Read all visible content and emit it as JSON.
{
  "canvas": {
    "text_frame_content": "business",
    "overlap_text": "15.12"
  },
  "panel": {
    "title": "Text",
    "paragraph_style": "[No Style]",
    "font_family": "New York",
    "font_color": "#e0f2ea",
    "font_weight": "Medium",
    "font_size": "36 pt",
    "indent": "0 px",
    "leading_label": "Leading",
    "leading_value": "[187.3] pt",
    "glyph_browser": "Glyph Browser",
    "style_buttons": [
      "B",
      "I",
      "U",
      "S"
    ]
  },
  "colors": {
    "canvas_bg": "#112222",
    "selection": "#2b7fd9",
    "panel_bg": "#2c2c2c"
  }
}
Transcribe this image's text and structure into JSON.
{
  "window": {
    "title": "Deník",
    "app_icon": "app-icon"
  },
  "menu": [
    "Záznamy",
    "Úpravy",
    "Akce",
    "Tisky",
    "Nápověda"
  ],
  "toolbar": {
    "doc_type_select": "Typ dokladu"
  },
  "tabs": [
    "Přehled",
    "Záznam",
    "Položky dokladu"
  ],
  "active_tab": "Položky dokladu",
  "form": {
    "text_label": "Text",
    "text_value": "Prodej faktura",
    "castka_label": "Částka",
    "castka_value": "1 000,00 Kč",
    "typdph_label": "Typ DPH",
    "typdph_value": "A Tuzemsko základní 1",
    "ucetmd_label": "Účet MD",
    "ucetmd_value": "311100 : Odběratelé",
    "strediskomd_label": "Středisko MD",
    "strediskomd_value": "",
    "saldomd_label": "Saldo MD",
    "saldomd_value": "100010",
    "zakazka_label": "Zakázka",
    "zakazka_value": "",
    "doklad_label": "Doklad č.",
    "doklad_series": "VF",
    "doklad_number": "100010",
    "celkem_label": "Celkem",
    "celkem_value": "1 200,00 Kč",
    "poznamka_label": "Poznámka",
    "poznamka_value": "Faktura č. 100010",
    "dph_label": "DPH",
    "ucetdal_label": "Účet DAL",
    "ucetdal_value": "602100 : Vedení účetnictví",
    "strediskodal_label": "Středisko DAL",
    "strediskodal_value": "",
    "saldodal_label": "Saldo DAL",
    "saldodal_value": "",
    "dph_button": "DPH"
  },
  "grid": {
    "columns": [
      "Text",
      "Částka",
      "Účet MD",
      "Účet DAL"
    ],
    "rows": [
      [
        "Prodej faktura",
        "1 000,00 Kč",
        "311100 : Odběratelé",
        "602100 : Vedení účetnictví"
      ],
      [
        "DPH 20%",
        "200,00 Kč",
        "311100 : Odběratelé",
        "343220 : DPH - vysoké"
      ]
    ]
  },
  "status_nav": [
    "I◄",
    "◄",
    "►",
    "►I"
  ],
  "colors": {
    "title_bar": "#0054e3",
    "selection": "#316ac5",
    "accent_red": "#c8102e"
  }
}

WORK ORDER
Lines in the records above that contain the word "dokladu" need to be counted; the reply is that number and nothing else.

RESPONSE TO THIS EXERCISE
3